Students requiring special education services often receive accommodations like a 5th year program or Individualized Education Program (IEP) allowing them to complete modified graduation requirements on a longer timeline.
Research shows the 4-year graduation rate for these students averages 67% compared to 86% for all students nationally. Their modified course plans intrinsically extend their graduation age.
Lastly, difficult personal circumstances can delay high school graduation for some students:
- Chronic health problems or hospitalization
- Teen pregnancy and parenting
- Involvement with juvenile justice system
- High mobility and homelessness

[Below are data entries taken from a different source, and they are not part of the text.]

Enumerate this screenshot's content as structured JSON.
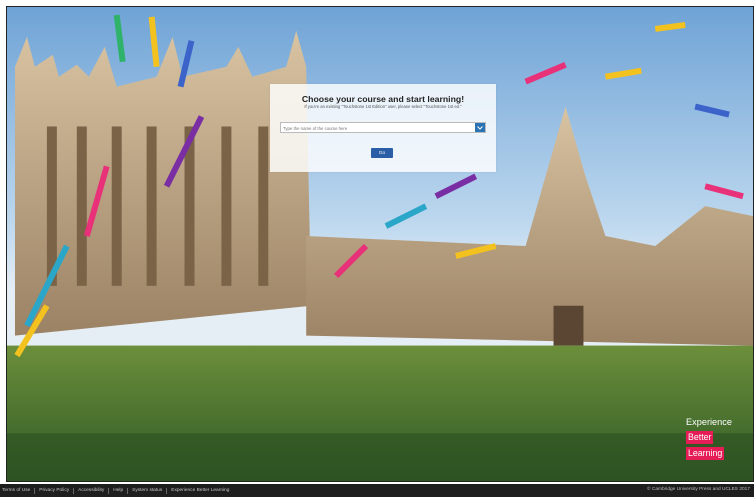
{
  "hero": {
    "title": "Choose your course and start learning!",
    "subtitle": "If you're an existing \"Touchstone 1st Edition\" user, please select \"Touchstone 1st ed.\"",
    "search_placeholder": "Type the name of the course here",
    "go_label": "Go"
  },
  "brand": {
    "line1": "Experience",
    "line2": "Better",
    "line3": "Learning"
  },
  "footer": {
    "links": [
      "Terms of Use",
      "Privacy Policy",
      "Accessibility",
      "Help",
      "System status",
      "Experience Better Learning"
    ],
    "copyright": "© Cambridge University Press and UCLES 2017"
  },
  "colors": {
    "accent_blue": "#2a5ea7",
    "brand_pink": "#e51c56",
    "footer_bg": "#1e1e1e"
  }
}
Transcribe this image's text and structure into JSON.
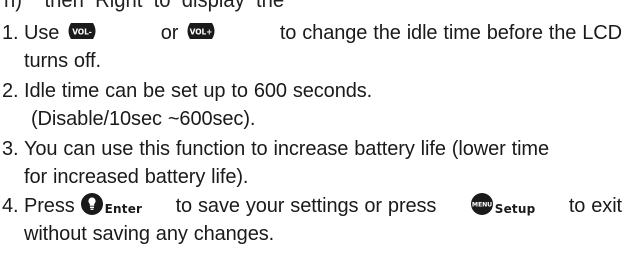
{
  "top_fragment": "n)    then  Right  to  display  the",
  "steps": [
    {
      "num": "1.",
      "t1": "Use",
      "t2": "or",
      "t3": "to change the idle time before the LCD",
      "t4": "turns off.",
      "icons": [
        "vol-minus-icon",
        "vol-plus-icon"
      ]
    },
    {
      "num": "2.",
      "t1": "Idle time can be set up to 600 seconds.",
      "t2": "(Disable/10sec ~600sec)."
    },
    {
      "num": "3.",
      "t1": "You can use this function to increase battery life (lower time",
      "t2": "for increased battery life)."
    },
    {
      "num": "4.",
      "t1": "Press",
      "enter_label": "Enter",
      "t2": "to save your settings or press",
      "setup_label": "Setup",
      "t3": "to exit",
      "t4": "without saving any changes.",
      "icons": [
        "enter-button-icon",
        "menu-button-icon"
      ]
    }
  ],
  "icon_glyphs": {
    "vol_minus": "VOL-",
    "vol_plus": "VOL+",
    "menu": "MENU"
  }
}
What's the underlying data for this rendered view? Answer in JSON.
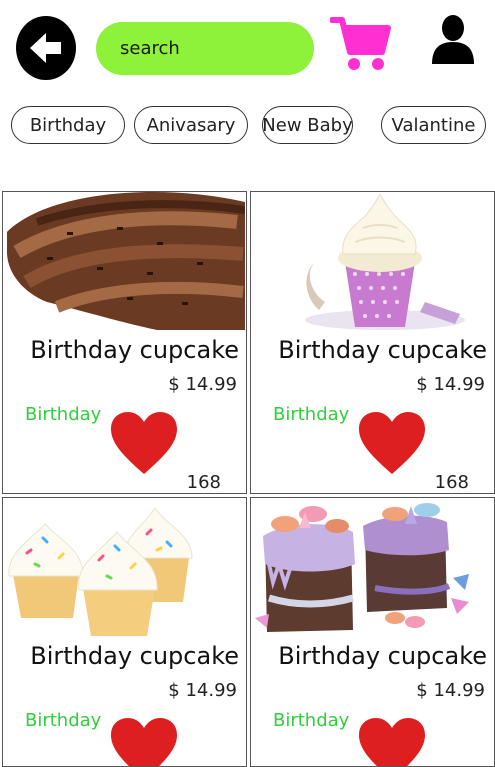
{
  "header": {
    "search": {
      "placeholder": "search",
      "value": ""
    },
    "back_icon": "arrow-left-icon",
    "cart_icon": "shopping-cart-icon",
    "user_icon": "user-icon",
    "colors": {
      "search_bg": "#8ef13a",
      "cart": "#ff2fd1",
      "heart": "#dd1f1f",
      "category": "#2fd03a"
    }
  },
  "categories": [
    {
      "label": "Birthday"
    },
    {
      "label": "Anivasary"
    },
    {
      "label": "New Baby"
    },
    {
      "label": "Valantine"
    }
  ],
  "products": [
    {
      "title": "Birthday cupcake",
      "price": "$ 14.99",
      "category": "Birthday",
      "likes": "168",
      "image": "chocolate-frosting-cupcake"
    },
    {
      "title": "Birthday cupcake",
      "price": "$ 14.99",
      "category": "Birthday",
      "likes": "168",
      "image": "pink-polka-dot-cupcake"
    },
    {
      "title": "Birthday cupcake",
      "price": "$ 14.99",
      "category": "Birthday",
      "likes": "",
      "image": "sprinkle-vanilla-cupcakes"
    },
    {
      "title": "Birthday cupcake",
      "price": "$ 14.99",
      "category": "Birthday",
      "likes": "",
      "image": "decorated-macaron-cakes"
    }
  ]
}
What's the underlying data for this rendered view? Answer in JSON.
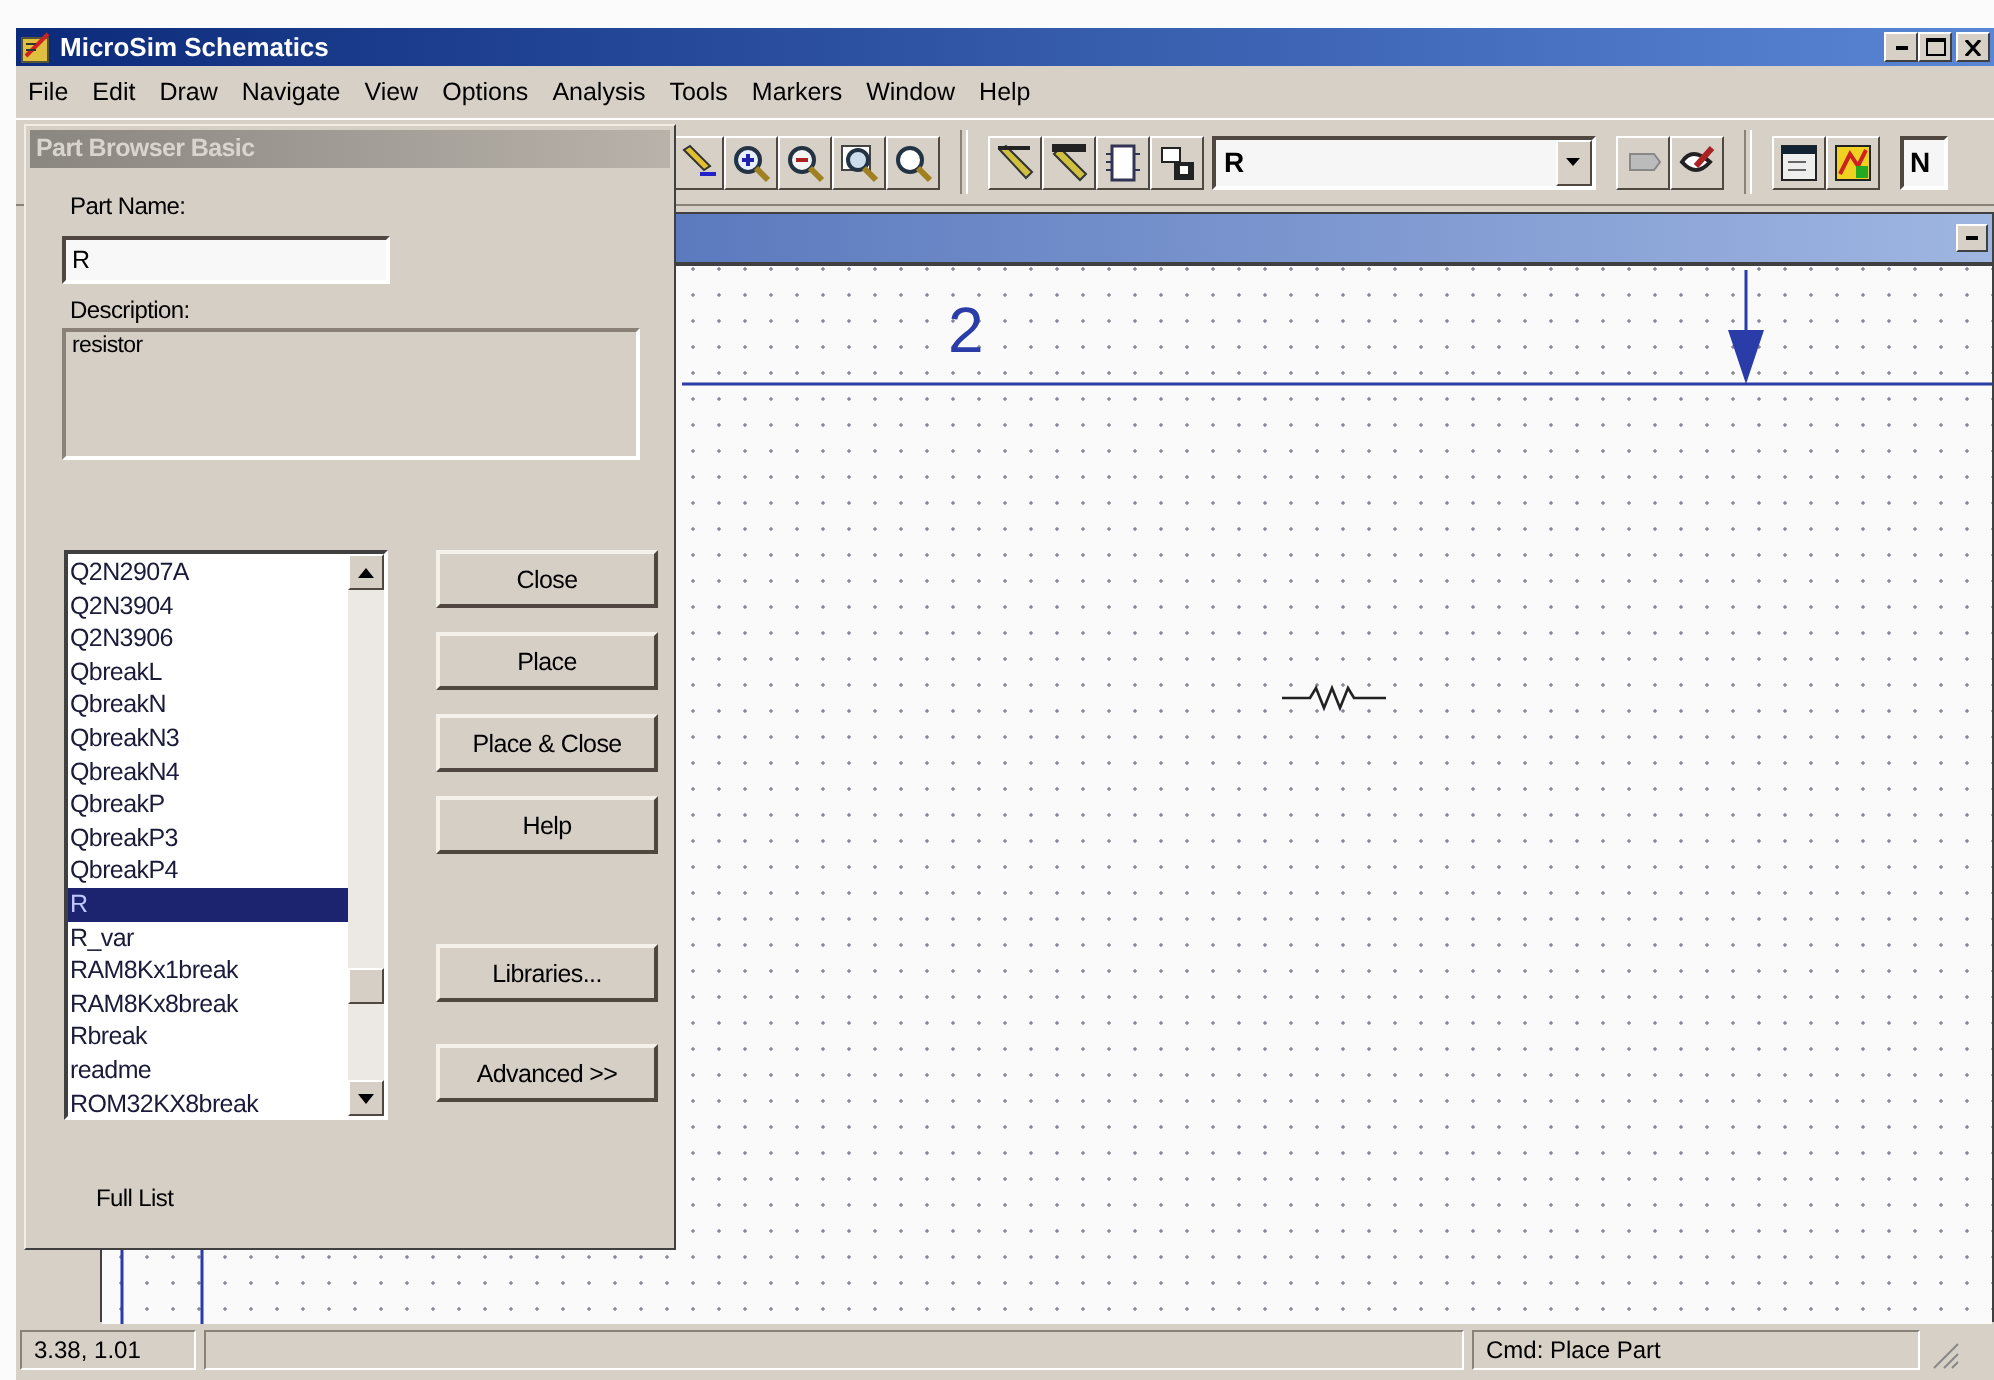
{
  "window": {
    "title": "MicroSim Schematics"
  },
  "menu": [
    {
      "label": "File"
    },
    {
      "label": "Edit"
    },
    {
      "label": "Draw"
    },
    {
      "label": "Navigate"
    },
    {
      "label": "View"
    },
    {
      "label": "Options"
    },
    {
      "label": "Analysis"
    },
    {
      "label": "Tools"
    },
    {
      "label": "Markers"
    },
    {
      "label": "Window"
    },
    {
      "label": "Help"
    }
  ],
  "toolbar": {
    "part_combo": {
      "value": "R"
    },
    "field_cut": {
      "value": "N"
    }
  },
  "sheet": {
    "frame_label": "2"
  },
  "part_browser": {
    "title": "Part Browser Basic",
    "part_name_label": "Part Name:",
    "part_name": "R",
    "description_label": "Description:",
    "description": "resistor",
    "parts": [
      {
        "name": "Q2N2907A",
        "selected": false
      },
      {
        "name": "Q2N3904",
        "selected": false
      },
      {
        "name": "Q2N3906",
        "selected": false
      },
      {
        "name": "QbreakL",
        "selected": false
      },
      {
        "name": "QbreakN",
        "selected": false
      },
      {
        "name": "QbreakN3",
        "selected": false
      },
      {
        "name": "QbreakN4",
        "selected": false
      },
      {
        "name": "QbreakP",
        "selected": false
      },
      {
        "name": "QbreakP3",
        "selected": false
      },
      {
        "name": "QbreakP4",
        "selected": false
      },
      {
        "name": "R",
        "selected": true
      },
      {
        "name": "R_var",
        "selected": false
      },
      {
        "name": "RAM8Kx1break",
        "selected": false
      },
      {
        "name": "RAM8Kx8break",
        "selected": false
      },
      {
        "name": "Rbreak",
        "selected": false
      },
      {
        "name": "readme",
        "selected": false
      },
      {
        "name": "ROM32KX8break",
        "selected": false
      }
    ],
    "buttons": [
      {
        "label": "Close",
        "kind": "close"
      },
      {
        "label": "Place",
        "kind": "place"
      },
      {
        "label": "Place & Close",
        "kind": "place-close"
      },
      {
        "label": "Help",
        "kind": "help"
      },
      {
        "label": "Libraries...",
        "kind": "libraries"
      },
      {
        "label": "Advanced >>",
        "kind": "advanced"
      }
    ],
    "full_list_label": "Full List"
  },
  "status_bar": {
    "coordinates": "3.38, 1.01",
    "command": "Cmd: Place Part"
  }
}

- Immigration and limited English proficiency
These students may need to take remedial coursework, lightened class loads, or alternate programs to eventually earn their diploma – often not until ages 19-21.
State policies and personal situations intersect and combine in complex ways to produce the age variability we see for high school completion.
The Bottom Line: Maximum Flexibility for All Students
While the average graduation age is 18 years old, a range of 17 to 19 years old is common nationally due to state differences and individual circumstances.
As an expert in education reform, I believe policies should focus on flexibility and support structures to ensure all students, regardless of age or situation, can graduate ready for college and careers.
With sound evidence-based practices, adequate funding, and equitable access, we can personalize pathways and remove barriers for on-time graduation. State leaders and education policymakers must prioritize reforms that set all students up for future success.